Segment Start: INPUT RECORDS

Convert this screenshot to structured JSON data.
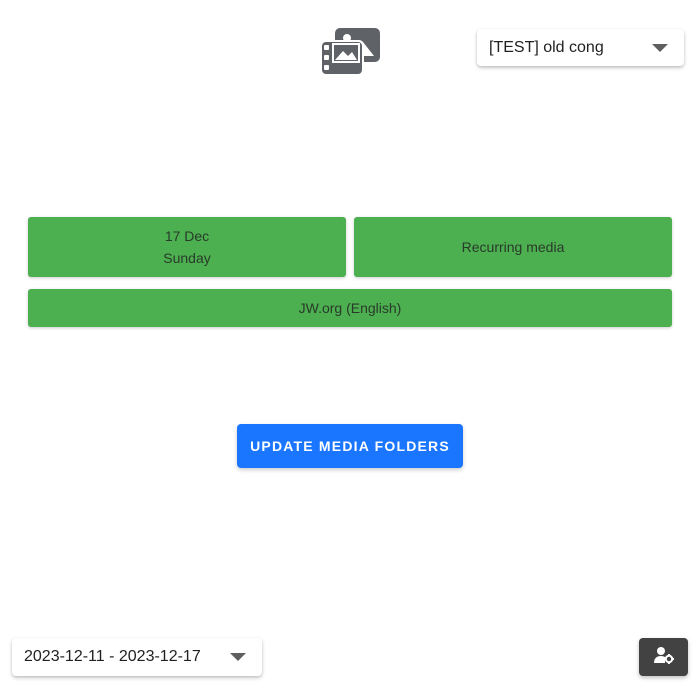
{
  "header": {
    "logo_icon": "media-folders-icon",
    "congregation_select": {
      "value": "[TEST] old cong",
      "icon": "chevron-down-icon"
    }
  },
  "tiles": {
    "date": {
      "day": "17 Dec",
      "weekday": "Sunday"
    },
    "recurring": {
      "label": "Recurring media"
    },
    "jw": {
      "label": "JW.org (English)"
    },
    "color": "#4caf50"
  },
  "actions": {
    "update_label": "UPDATE MEDIA FOLDERS",
    "update_color": "#1b76ff"
  },
  "footer": {
    "date_range_select": {
      "value": "2023-12-11 - 2023-12-17",
      "icon": "chevron-down-icon"
    },
    "settings_icon": "user-cog-icon"
  }
}
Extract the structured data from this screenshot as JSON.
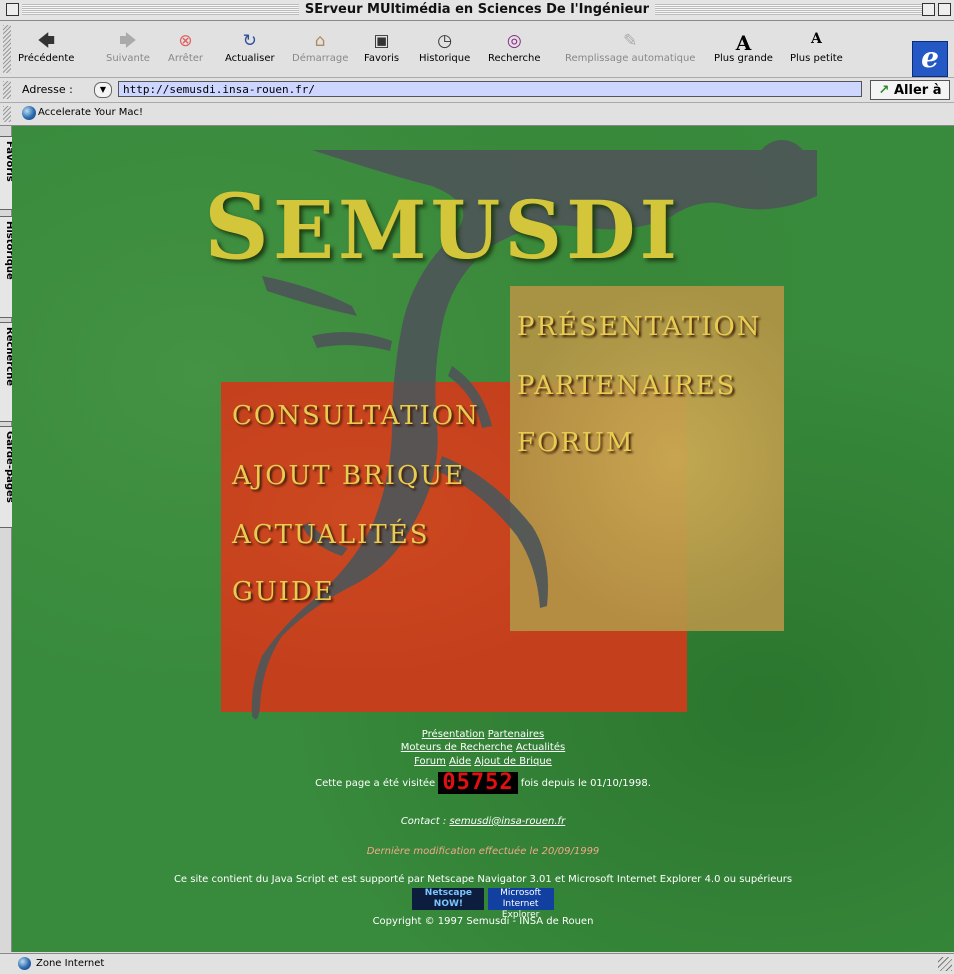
{
  "window": {
    "title": "SErveur MUltimédia en Sciences De l'Ingénieur"
  },
  "toolbar": {
    "buttons": [
      {
        "label": "Précédente",
        "icon": "back-arrow-icon",
        "enabled": true
      },
      {
        "label": "Suivante",
        "icon": "forward-arrow-icon",
        "enabled": false
      },
      {
        "label": "Arrêter",
        "icon": "stop-icon",
        "enabled": false
      },
      {
        "label": "Actualiser",
        "icon": "refresh-icon",
        "enabled": true
      },
      {
        "label": "Démarrage",
        "icon": "home-icon",
        "enabled": false
      },
      {
        "label": "Favoris",
        "icon": "favorites-icon",
        "enabled": true
      },
      {
        "label": "Historique",
        "icon": "history-icon",
        "enabled": true
      },
      {
        "label": "Recherche",
        "icon": "search-icon",
        "enabled": true
      },
      {
        "label": "Remplissage automatique",
        "icon": "autofill-icon",
        "enabled": false
      },
      {
        "label": "Plus grande",
        "icon": "larger-text-icon",
        "enabled": true
      },
      {
        "label": "Plus petite",
        "icon": "smaller-text-icon",
        "enabled": true
      }
    ],
    "brand_icon": "internet-explorer-logo"
  },
  "address": {
    "label": "Adresse :",
    "url": "http://semusdi.insa-rouen.fr/",
    "go_label": "Aller à"
  },
  "favorites_bar": {
    "item": "Accelerate Your Mac!"
  },
  "side_tabs": [
    "Favoris",
    "Historique",
    "Recherche",
    "Garde-pages"
  ],
  "page": {
    "logo": "SEMUSDI",
    "logo_first": "S",
    "logo_rest": "EMUSDI",
    "colors": {
      "background": "#388a3c",
      "red_panel": "#c43f1c",
      "gold_panel": "#b2944a",
      "menu_text": "#e8cc52"
    },
    "gold_menu": [
      "PRÉSENTATION",
      "PARTENAIRES",
      "FORUM"
    ],
    "red_menu": [
      "CONSULTATION",
      "AJOUT BRIQUE",
      "ACTUALITÉS",
      "GUIDE"
    ],
    "footer_links": {
      "row1": [
        "Présentation",
        "Partenaires"
      ],
      "row2": [
        "Moteurs de Recherche",
        "Actualités"
      ],
      "row3": [
        "Forum",
        "Aide",
        "Ajout de Brique"
      ]
    },
    "visits_prefix": "Cette page a été visitée",
    "visit_count": "05752",
    "visits_suffix": "fois depuis le 01/10/1998.",
    "contact_label": "Contact :",
    "contact_email": "semusdi@insa-rouen.fr",
    "last_modified": "Dernière modification effectuée le 20/09/1999",
    "compat_note": "Ce site contient du Java Script et est supporté par Netscape Navigator 3.01 et Microsoft Internet Explorer 4.0 ou supérieurs",
    "badges": {
      "netscape": "Netscape NOW!",
      "ie": "Microsoft Internet Explorer"
    },
    "copyright": "Copyright © 1997 Semusdi - INSA de Rouen"
  },
  "status_bar": {
    "zone": "Zone Internet"
  }
}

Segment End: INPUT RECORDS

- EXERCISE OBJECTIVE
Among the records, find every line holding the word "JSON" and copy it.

- ANSWER BELOW
Convert this screenshot to structured JSON data.
Extract the structured data from this screenshot as JSON.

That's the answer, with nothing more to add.